Should May fail to get her deal with Brussels approved, supporters of Britain remaining in the EU hope that it could lead to a second Brexit referendum.
Britain’s opposition leader Jeremy Corbyn said on Saturday he would seek to renegotiate the terms but would nevertheless push ahead with Brexit if he were to win a snap election in 2019, in a blow to party supporters who want that second referendum.
With major Brexit developments on the immediate horizon, sterling has been treading water in recent sessions.
In quiet Monday trading before the holiday period, investors were not in the mood to move the currency much: The pound slipped slightly versus the euro but firmed marginally against the dollar.
Sterling has performed well against the U.S. currency after hitting 20-month lows on Dec. 14, last week enjoying its best weekly performance since November, but the gains mask any real turn in sentiment.
“We have seen a decent bounce in cable (sterling versus the dollar) but that’s more about dollar weakness than sterling strength,” said Alvin Tan, currencies analyst at Societe Generale.
Against the euro, the pound dropped 0.1 percent to 90.030 pence.
Sterling hit a four-month low earlier this month, and while it had strengthened to below 87 pence briefly in November, its trading range has been narrow as investors avoid betting on whether Britain can resolve its Brexit uncertainty.
Against the dollar, the pound rose 0.2 percent to $1.2652.
So far in 2018 sterling has shed 6.2 percent as investors worry Britain is headed for a disruptive divorce from its biggest trading partner.
Traders have also pushed back their expectations for the Bank of England to tighten monetary policy, worsening the yield disadvantage for holders of the pound rather than the dollar.
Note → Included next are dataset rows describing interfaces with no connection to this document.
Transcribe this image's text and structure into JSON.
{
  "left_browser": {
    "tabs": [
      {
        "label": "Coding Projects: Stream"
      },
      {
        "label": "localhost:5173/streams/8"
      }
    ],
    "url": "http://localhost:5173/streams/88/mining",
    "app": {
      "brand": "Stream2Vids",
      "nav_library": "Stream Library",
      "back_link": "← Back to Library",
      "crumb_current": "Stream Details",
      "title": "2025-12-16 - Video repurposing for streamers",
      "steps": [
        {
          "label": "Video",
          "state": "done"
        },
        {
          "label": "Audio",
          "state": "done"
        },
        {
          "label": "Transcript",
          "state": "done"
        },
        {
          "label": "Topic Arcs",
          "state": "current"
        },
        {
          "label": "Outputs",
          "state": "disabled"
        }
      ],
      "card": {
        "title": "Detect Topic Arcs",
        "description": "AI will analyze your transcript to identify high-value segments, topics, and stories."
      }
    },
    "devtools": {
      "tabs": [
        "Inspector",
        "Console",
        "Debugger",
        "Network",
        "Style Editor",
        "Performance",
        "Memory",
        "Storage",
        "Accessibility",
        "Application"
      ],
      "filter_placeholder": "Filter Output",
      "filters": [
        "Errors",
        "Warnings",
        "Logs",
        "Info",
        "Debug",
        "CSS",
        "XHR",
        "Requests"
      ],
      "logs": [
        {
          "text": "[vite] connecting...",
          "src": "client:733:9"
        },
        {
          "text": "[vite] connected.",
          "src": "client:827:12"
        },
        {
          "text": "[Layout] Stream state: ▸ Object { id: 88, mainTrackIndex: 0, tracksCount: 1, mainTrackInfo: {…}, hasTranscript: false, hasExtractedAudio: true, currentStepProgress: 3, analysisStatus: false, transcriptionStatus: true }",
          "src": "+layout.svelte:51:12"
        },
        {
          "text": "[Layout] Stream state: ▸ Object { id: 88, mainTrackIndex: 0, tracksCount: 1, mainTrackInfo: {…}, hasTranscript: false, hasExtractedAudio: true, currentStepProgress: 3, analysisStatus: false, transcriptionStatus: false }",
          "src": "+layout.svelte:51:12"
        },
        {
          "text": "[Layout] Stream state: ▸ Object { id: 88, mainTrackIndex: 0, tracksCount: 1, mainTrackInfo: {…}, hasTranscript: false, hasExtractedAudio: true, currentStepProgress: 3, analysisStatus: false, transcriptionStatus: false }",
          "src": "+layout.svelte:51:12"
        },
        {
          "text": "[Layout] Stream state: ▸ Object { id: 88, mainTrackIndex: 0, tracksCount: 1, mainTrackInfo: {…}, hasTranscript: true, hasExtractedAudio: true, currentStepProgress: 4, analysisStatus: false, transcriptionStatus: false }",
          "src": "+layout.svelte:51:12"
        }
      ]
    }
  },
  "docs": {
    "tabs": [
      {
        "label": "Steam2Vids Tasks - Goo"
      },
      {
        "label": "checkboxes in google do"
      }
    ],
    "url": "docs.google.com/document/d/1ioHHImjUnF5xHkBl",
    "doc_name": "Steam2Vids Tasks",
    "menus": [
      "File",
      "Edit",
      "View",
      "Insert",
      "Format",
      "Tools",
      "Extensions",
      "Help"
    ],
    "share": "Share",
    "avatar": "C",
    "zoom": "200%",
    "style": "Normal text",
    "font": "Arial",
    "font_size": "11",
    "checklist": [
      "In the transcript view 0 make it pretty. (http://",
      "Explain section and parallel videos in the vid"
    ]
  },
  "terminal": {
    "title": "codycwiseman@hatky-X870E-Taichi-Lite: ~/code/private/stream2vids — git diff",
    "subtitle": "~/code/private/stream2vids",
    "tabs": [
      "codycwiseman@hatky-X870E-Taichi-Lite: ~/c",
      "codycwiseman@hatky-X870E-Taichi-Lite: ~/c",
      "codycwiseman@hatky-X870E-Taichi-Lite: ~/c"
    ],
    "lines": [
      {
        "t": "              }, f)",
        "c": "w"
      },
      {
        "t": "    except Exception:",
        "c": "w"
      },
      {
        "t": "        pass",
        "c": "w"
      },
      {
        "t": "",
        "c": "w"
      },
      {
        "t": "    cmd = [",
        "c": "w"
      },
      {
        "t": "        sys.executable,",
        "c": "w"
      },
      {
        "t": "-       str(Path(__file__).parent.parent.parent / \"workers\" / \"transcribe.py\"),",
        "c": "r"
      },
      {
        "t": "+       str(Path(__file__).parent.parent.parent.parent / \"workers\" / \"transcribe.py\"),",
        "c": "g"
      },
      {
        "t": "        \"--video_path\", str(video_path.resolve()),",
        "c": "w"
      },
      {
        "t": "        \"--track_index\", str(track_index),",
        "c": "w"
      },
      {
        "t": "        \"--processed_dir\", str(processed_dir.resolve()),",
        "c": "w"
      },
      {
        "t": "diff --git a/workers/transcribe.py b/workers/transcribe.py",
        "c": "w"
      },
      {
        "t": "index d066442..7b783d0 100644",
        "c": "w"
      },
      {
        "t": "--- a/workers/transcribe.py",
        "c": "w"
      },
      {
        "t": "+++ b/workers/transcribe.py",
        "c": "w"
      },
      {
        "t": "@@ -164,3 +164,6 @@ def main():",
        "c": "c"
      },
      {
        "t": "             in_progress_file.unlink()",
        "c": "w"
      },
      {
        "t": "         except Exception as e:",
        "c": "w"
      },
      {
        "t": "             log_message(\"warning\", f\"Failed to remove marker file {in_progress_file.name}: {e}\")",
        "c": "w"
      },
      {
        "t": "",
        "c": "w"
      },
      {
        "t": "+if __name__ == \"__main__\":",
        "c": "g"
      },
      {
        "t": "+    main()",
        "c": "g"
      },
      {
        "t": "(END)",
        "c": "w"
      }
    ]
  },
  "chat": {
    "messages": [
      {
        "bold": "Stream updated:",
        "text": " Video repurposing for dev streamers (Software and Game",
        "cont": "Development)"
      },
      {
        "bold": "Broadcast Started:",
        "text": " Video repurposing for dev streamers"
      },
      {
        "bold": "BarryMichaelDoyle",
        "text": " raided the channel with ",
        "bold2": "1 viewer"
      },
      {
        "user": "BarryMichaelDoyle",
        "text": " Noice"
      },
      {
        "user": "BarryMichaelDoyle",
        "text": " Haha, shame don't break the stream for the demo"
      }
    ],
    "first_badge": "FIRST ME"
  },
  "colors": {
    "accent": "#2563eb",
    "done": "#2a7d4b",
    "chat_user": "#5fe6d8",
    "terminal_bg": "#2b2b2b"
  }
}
Against the euro sterling is down 1.3 percent in 2018, in what would be its third consecutive year of losses versus the single currency.
Reporting by Tommy Wilkes; Editing by Hugh Lawson